Shogi Kaikan in Sendagaya is the headquarter of Japan Shogi Association where major pro matches are played. It also has a dojo for visitors and a shop to buy a wooden boards, pieces and even English books on Shogi, Japanese variant of chess. To get to Sendagaya station from Tokyo station, however, is really complicated. The first step is to find Chuo Line. It is one of the JR local lines. Follow the signs in orange line which lead to platform #1-2 where Chuo line starts. When you get on Chuo Line be sure to change trains to local train at Ochanomizu. It is the only way you can get on local train to Sendagaya. (No direct line to Sendagaya from Tokyo). To be continued to Part 2.
Tokyo has a very extensive train and subway network that is fairly well integrated.
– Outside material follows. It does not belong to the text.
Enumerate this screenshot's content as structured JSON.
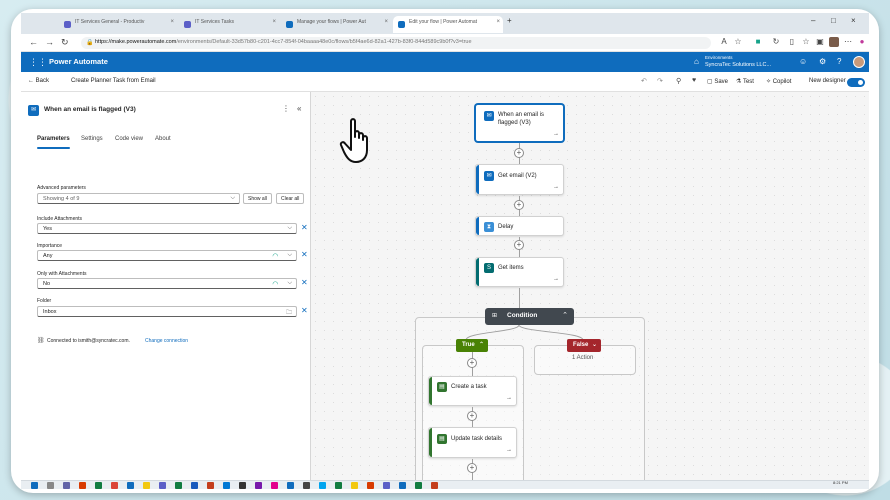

Coming from a city of over 1 million people with a useless public transport network, I shouldn't knock Tokyo's, but there are a few silly things about Tokyo's train and subway network.
1. The subway closes down at midnight. Tokyo does sleep!
2. There are two subway networks and even though they often share stations, they have seperate ticketing! This caught us out at first and we couldn't understand why the ticket we bought when we entered a subway station wouldn't work when we went through a ticket gate! We learnt that the four Toei lines are the odd ones out (and more expensive). All the other subway lines were called Tokyo Metro lines.
3. Don't buy a JR ticket when you want to take the subway. The machines may be at the entrance to a subway station, but they're for use on the overland JR network. Usually they're green machines, so that makes it easy to remember.
4. Get a handy Tokyo Metro Guide in English as soon as you can and study it carefully. It is very very useful.
5. The first few times you use the rail network will be very confusing. Give yourself plenty of time and take it slowly. Everything is actually pretty well signposted, but it just takes a while to get used to it.
In the end, I loved the Tokyo rail and subway network. It was great fun working out routes and getting around stations!